University of Hamburg

Self-reflection, and its Absence from Russian Policy – from Sarajevo to the Princes’ Islands (1914–1919)

Russian expansionism during World War I concluded to defeat. The fiasco of Tsarism led to the emergence of the Russian Revolution by the end of February in 1917. Nevertheless the new Russian government had been emphasizing the goal of the final victory continuously, which led to the victory of the anti-expansionist Bolshevik movement. Lenin’s followers had signed the Treaty of Brest-Litovsk at the spring of 1918, but in the autumn of 1918 the Bolshevik government declared it null. The Allied Powers originally counted on the participation of Russia at the peace talks in Versailles, but by January 1918 they changed their mind. At the same time they invited all the Russian political movements to Princes Islands nearby Constantinople. 

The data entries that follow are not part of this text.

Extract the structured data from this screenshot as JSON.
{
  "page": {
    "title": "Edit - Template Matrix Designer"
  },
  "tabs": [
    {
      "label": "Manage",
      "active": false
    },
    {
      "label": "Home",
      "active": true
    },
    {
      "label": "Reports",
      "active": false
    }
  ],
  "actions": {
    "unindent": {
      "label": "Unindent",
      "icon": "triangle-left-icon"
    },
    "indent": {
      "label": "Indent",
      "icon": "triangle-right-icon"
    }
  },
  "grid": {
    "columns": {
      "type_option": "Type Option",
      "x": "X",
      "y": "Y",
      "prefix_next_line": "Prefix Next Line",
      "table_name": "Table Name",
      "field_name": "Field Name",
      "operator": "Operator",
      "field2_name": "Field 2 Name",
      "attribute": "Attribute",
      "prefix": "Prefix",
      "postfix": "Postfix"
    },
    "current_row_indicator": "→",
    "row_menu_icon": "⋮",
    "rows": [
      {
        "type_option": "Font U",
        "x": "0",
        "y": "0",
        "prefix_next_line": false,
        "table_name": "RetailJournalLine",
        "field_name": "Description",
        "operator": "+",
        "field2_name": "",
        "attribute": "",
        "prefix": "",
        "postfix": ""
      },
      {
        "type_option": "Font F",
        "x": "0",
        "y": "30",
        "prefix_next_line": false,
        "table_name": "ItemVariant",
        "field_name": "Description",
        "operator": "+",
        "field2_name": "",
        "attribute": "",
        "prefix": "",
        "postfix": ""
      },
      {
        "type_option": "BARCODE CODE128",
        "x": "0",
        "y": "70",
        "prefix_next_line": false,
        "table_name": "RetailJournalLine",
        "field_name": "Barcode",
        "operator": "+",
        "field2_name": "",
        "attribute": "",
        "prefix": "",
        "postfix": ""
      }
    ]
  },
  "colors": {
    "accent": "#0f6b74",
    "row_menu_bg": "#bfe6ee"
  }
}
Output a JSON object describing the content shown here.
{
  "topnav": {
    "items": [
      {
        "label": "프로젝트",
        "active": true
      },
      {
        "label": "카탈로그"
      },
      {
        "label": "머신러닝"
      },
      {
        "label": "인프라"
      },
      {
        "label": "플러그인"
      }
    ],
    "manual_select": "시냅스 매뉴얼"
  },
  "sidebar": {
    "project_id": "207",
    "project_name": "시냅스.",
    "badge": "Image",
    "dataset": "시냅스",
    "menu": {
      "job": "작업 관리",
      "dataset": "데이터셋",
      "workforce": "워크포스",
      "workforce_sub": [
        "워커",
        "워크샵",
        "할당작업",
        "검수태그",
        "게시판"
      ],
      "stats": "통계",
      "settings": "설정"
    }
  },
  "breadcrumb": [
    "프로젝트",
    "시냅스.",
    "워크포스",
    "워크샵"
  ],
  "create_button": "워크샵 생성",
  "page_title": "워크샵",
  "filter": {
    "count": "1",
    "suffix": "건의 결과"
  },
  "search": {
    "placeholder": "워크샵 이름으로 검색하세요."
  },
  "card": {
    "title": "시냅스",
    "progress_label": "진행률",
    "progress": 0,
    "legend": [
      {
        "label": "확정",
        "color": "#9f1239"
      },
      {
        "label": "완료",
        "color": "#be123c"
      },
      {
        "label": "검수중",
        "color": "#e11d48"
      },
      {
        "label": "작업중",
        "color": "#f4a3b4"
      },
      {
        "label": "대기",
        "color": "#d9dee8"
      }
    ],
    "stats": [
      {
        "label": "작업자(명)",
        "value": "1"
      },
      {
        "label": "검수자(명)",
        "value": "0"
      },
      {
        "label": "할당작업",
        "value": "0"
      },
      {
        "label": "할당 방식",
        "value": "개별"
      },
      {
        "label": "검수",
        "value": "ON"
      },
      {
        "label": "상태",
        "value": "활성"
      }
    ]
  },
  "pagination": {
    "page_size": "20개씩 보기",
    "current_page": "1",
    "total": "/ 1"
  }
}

Article by Géza Gecse in West Bohemian Historical Review 02/2014, pp.127-144., issued by the University of West Bohemia in Pilsen and University of Hamburg

Feliratkozás University of Hamburg csatornájára